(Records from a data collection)

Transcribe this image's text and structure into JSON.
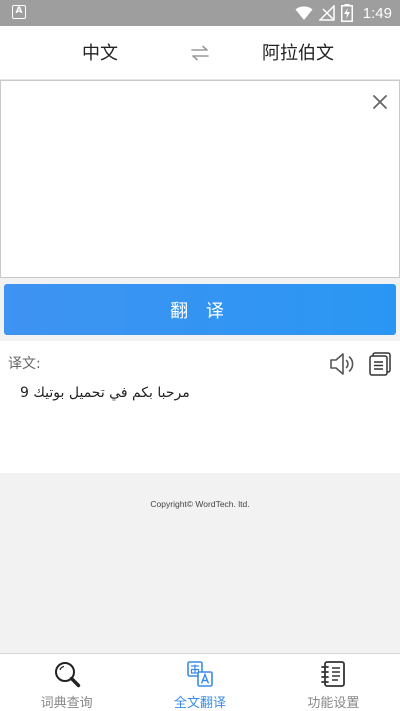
{
  "status_bar": {
    "app_badge": "A",
    "time": "1:49",
    "icons": [
      "wifi-icon",
      "signal-off-icon",
      "battery-charging-icon"
    ]
  },
  "language_bar": {
    "source_language": "中文",
    "target_language": "阿拉伯文",
    "swap_icon": "swap-arrows-icon"
  },
  "input": {
    "value": "",
    "placeholder": "",
    "clear_icon": "close-icon"
  },
  "translate_button": {
    "label": "翻 译"
  },
  "result": {
    "label": "译文:",
    "text": "مرحبا بكم في تحميل بوتيك 9",
    "speaker_icon": "speaker-icon",
    "copy_icon": "copy-icon"
  },
  "footer": {
    "copyright": "Copyright© WordTech. ltd."
  },
  "bottom_nav": {
    "items": [
      {
        "label": "词典查询",
        "icon": "search-icon",
        "active": false
      },
      {
        "label": "全文翻译",
        "icon": "translate-icon",
        "active": true
      },
      {
        "label": "功能设置",
        "icon": "notebook-icon",
        "active": false
      }
    ]
  },
  "colors": {
    "accent": "#3a8be8",
    "button_gradient_start": "#3f93f2",
    "button_gradient_end": "#2a96f3",
    "status_bar": "#9e9e9e",
    "background": "#f2f2f2"
  }
}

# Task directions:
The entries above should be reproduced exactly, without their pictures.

# Result:
Transcribe this image's text and structure into JSON.
{
  "status_bar": {
    "app_badge": "A",
    "time": "1:49",
    "icons": [
      "wifi-icon",
      "signal-off-icon",
      "battery-charging-icon"
    ]
  },
  "language_bar": {
    "source_language": "中文",
    "target_language": "阿拉伯文",
    "swap_icon": "swap-arrows-icon"
  },
  "input": {
    "value": "",
    "placeholder": "",
    "clear_icon": "close-icon"
  },
  "translate_button": {
    "label": "翻 译"
  },
  "result": {
    "label": "译文:",
    "text": "مرحبا بكم في تحميل بوتيك 9",
    "speaker_icon": "speaker-icon",
    "copy_icon": "copy-icon"
  },
  "footer": {
    "copyright": "Copyright© WordTech. ltd."
  },
  "bottom_nav": {
    "items": [
      {
        "label": "词典查询",
        "icon": "search-icon",
        "active": false
      },
      {
        "label": "全文翻译",
        "icon": "translate-icon",
        "active": true
      },
      {
        "label": "功能设置",
        "icon": "notebook-icon",
        "active": false
      }
    ]
  },
  "colors": {
    "accent": "#3a8be8",
    "button_gradient_start": "#3f93f2",
    "button_gradient_end": "#2a96f3",
    "status_bar": "#9e9e9e",
    "background": "#f2f2f2"
  }
}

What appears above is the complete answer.